Was it additionally difficult to determine find out how to stability these remedy classes with Brooke’s private life?
SCHUUR: You are concerned whether or not you’re giving an excessive amount of behind the scenes of a therapist’s life, however we had Joel Kinnaman and Uzo Aduba. To not allow them to actually go on the coronary heart of a relationship collectively would appear like a waste. We wished to ask them to do as a lot as anyone else was doing on this present, and be as truthful and actual and sincere about life in that relationship, as they might presumably be.
ALLEN: There have been moments the place we might have a look at one another and go, “Did we give Brooke an excessive amount of? Is she coping with means an excessive amount of?” However in the end, we balanced all of it, I hope. One of many factors we wished to make was that your therapist doesn’t simply take into consideration you. Your therapist is sweet with you, hopefully, or discover a new therapist, however your therapist can be an individual who’s coping with issues that they don’t know find out how to navigate themselves. In a as soon as in a century pandemic, the entire world goes by it and your therapist is not any exception. It’s only a matter of how anyone chooses to undergo it. When your job, day in and time out, is to assist different individuals work by what’s occurring with them, it’s comprehensible that you simply would possibly neglect what’s occurring with you.

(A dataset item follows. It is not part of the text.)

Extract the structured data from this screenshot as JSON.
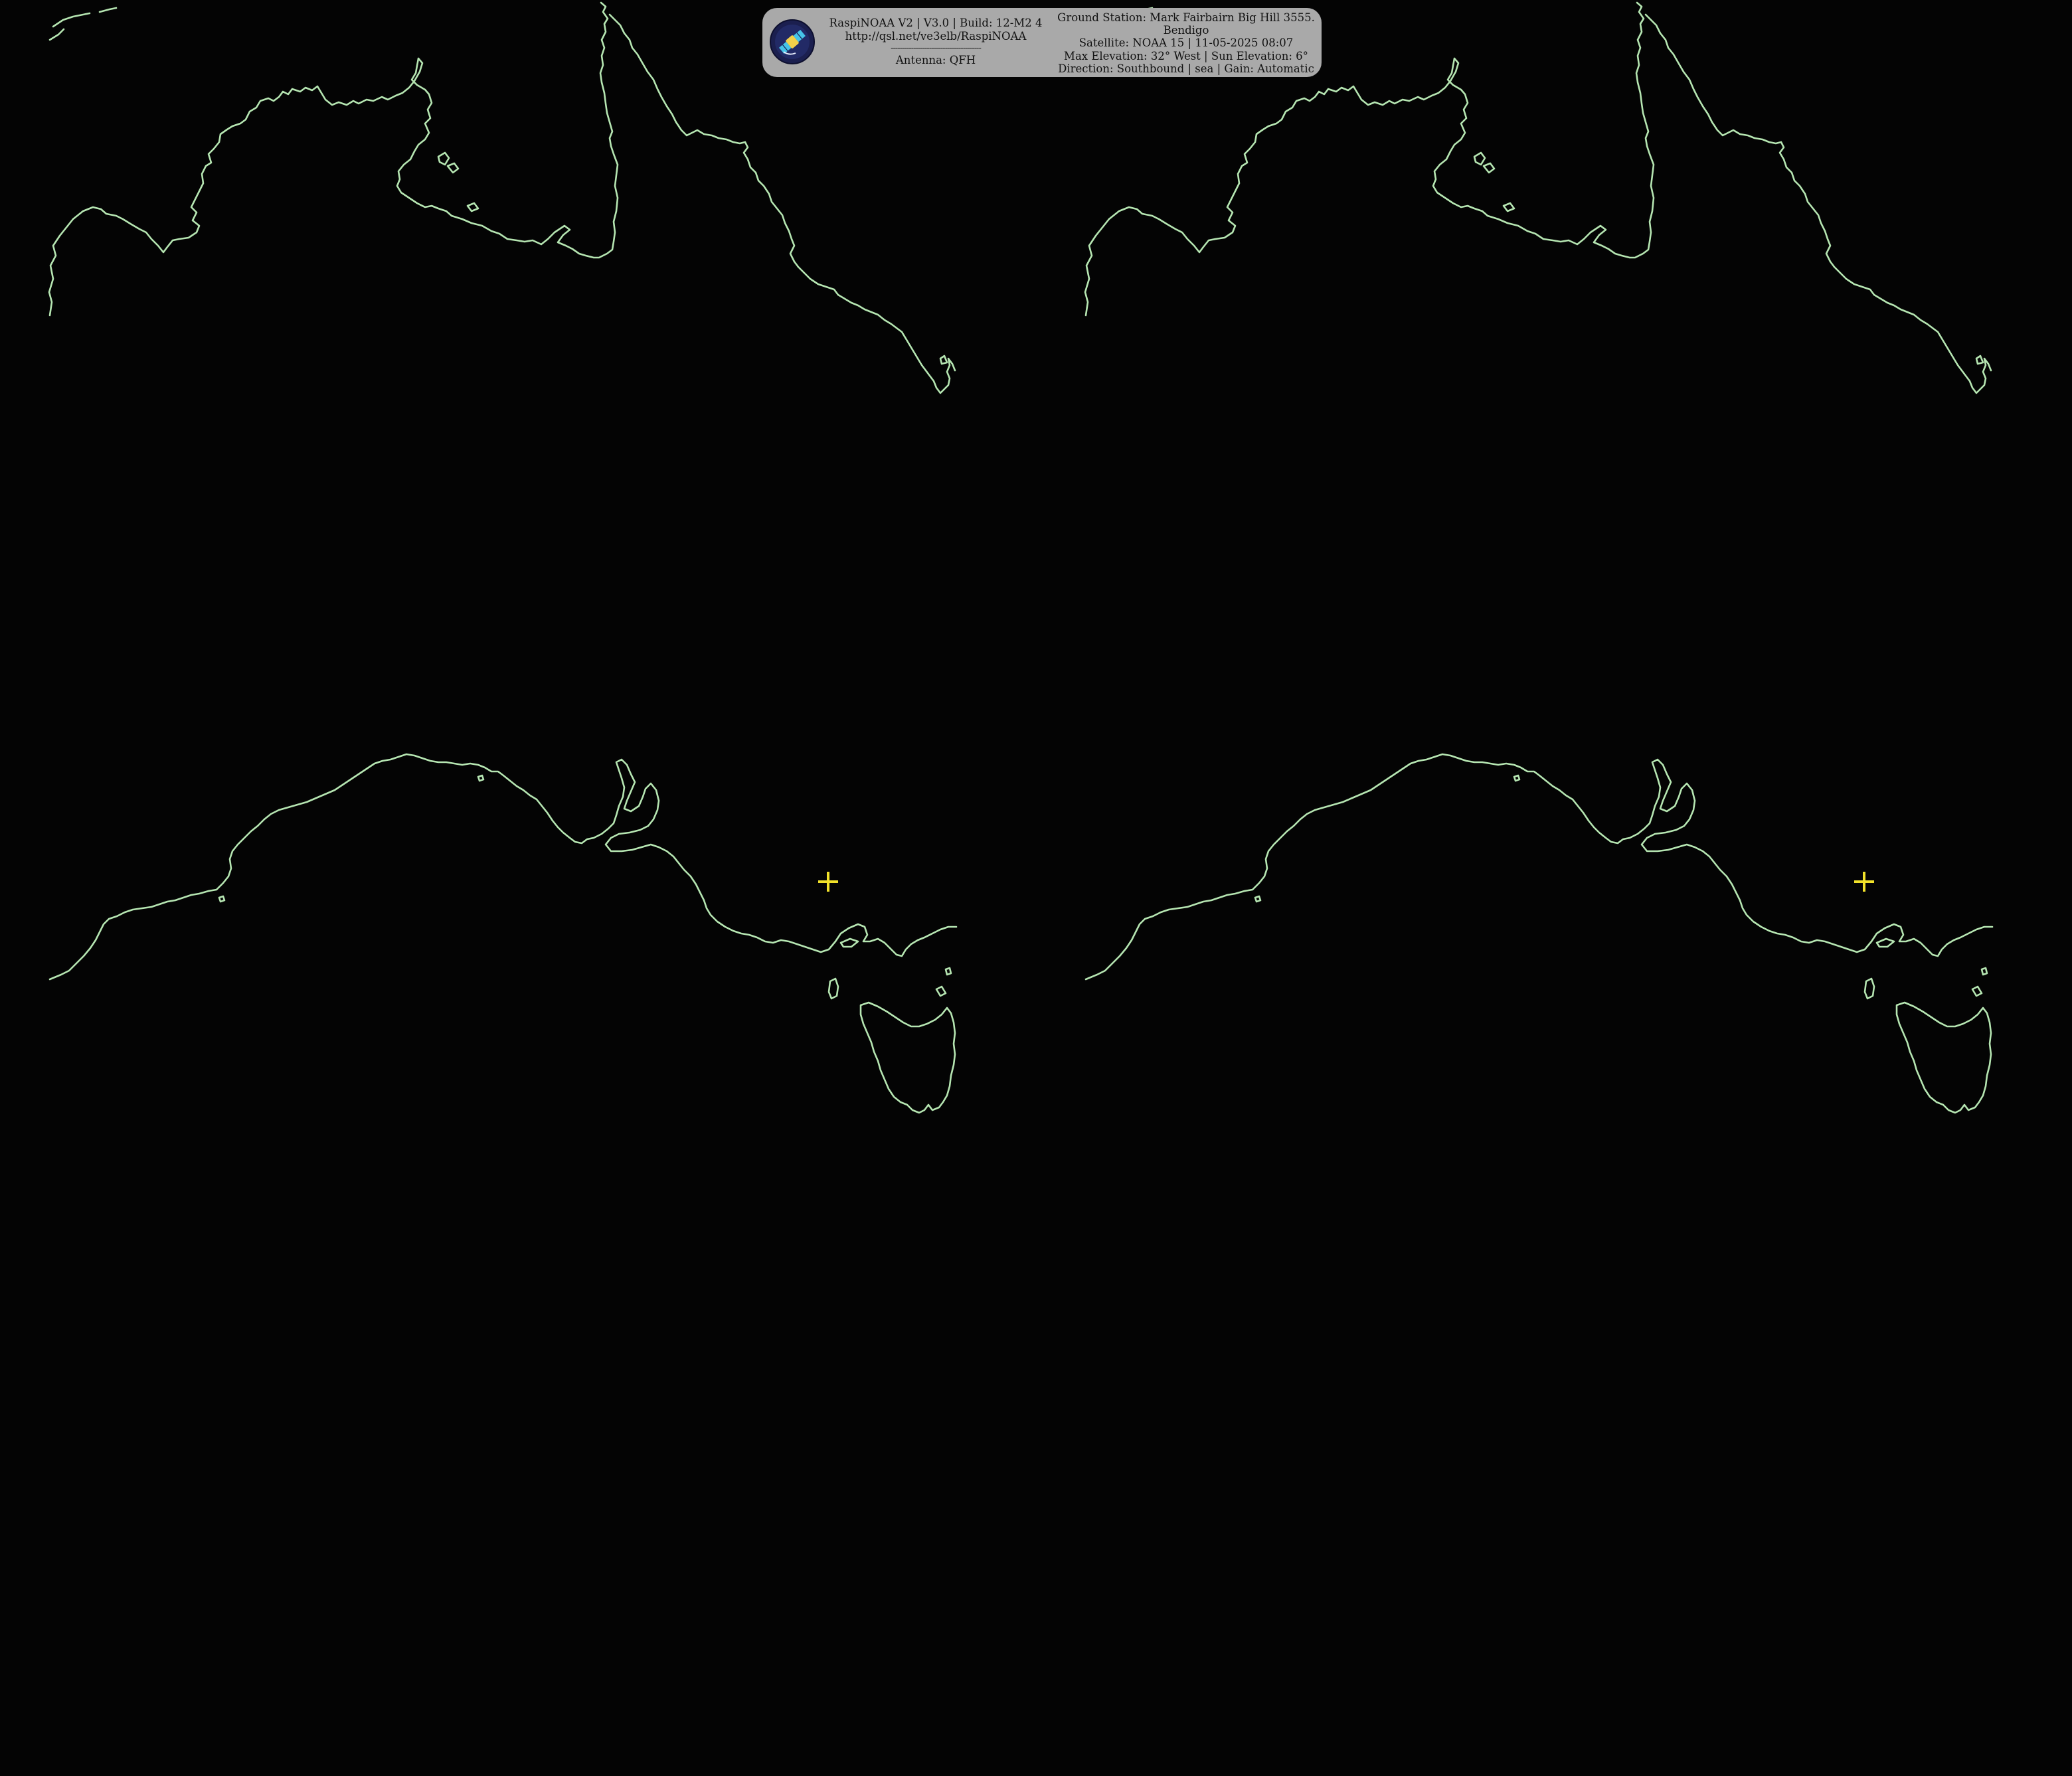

That is additionally a whole lot of episodes to do for a season. Do you’re feeling such as you nonetheless have extra story to inform and is that one thing you’d love to do?
SCHUUR: I feel there may be loads extra to do with Dr. Brooke Taylor. There’s a highway to stroll along with her that might be lengthy and fruitful. What’s nice concerning the In Therapy format is that one other season might showcase three new sufferers who’re speaking about issues that replicate that point and that place. There are countless prospects and we needs to be so fortunate to get to do one other model of this. I’d like to be part of that.

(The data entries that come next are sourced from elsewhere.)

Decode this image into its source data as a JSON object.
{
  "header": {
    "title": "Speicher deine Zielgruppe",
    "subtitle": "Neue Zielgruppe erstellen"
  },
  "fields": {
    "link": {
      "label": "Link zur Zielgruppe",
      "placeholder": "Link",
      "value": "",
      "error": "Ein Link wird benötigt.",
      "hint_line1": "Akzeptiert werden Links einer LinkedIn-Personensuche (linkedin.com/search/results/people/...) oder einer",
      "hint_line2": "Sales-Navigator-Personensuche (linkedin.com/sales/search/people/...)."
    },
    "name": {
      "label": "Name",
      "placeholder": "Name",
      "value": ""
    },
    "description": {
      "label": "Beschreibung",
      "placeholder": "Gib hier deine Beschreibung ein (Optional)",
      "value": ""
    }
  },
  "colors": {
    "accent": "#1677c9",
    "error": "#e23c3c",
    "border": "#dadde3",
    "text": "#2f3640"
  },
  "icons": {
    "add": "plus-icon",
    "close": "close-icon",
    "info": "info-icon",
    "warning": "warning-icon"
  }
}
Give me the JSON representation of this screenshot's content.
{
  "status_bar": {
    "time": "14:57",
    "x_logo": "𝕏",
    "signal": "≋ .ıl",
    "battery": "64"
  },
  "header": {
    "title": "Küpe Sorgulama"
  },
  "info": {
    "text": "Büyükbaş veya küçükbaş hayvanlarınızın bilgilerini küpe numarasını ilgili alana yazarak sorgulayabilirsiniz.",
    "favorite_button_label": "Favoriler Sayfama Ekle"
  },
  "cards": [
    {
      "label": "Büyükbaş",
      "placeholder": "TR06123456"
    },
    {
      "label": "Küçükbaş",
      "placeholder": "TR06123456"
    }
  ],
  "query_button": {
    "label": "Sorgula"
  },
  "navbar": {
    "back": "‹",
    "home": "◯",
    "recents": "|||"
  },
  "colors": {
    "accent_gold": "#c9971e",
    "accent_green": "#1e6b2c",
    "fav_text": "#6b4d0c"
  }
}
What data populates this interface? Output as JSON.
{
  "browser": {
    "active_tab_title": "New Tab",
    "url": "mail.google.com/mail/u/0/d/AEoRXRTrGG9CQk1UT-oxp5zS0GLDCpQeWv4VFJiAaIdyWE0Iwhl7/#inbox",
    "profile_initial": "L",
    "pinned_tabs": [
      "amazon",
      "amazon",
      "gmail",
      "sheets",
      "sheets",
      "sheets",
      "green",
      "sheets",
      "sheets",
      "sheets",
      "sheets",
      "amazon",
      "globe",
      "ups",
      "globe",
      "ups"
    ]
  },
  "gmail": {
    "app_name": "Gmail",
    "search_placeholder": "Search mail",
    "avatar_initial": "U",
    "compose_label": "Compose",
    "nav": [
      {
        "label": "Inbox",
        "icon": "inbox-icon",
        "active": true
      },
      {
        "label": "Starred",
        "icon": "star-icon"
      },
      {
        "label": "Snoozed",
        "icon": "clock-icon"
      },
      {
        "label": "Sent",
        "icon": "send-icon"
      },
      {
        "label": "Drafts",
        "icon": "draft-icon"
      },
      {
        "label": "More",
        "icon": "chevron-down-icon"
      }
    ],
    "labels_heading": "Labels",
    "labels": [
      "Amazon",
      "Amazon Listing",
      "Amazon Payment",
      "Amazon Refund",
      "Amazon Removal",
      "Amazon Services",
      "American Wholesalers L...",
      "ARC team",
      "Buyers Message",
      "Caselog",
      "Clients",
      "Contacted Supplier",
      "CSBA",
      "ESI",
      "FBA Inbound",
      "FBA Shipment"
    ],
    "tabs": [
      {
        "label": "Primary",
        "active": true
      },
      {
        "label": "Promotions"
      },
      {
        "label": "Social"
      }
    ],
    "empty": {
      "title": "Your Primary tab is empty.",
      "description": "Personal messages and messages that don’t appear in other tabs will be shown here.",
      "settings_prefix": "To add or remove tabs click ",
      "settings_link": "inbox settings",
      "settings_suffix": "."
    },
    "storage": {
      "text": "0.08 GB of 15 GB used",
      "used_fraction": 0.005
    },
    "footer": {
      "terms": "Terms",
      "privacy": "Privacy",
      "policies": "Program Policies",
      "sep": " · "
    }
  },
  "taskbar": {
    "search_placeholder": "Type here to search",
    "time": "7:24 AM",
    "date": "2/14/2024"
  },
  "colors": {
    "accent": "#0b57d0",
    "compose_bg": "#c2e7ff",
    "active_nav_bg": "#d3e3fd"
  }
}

ALLEN: There’s room to proceed her story. A part of our problem was discovering a option to make the tip of the season satisfying, but in addition engaging individuals to marvel what’s subsequent for her.
Are you aware the place she’d go subsequent, in the event you get to do extra?
ALLEN: There are a few concepts which have been bounced round, however they’re simply very imprecise concepts. Frankly, we haven’t had an entire lot of time to assume what’s subsequent.
In Therapy airs on Sunday and Monday nights on HBO.
KEEP READING: 'In Therapy' Star John Benjamin Hickey on Why Taking up the HBO Drama Scared Him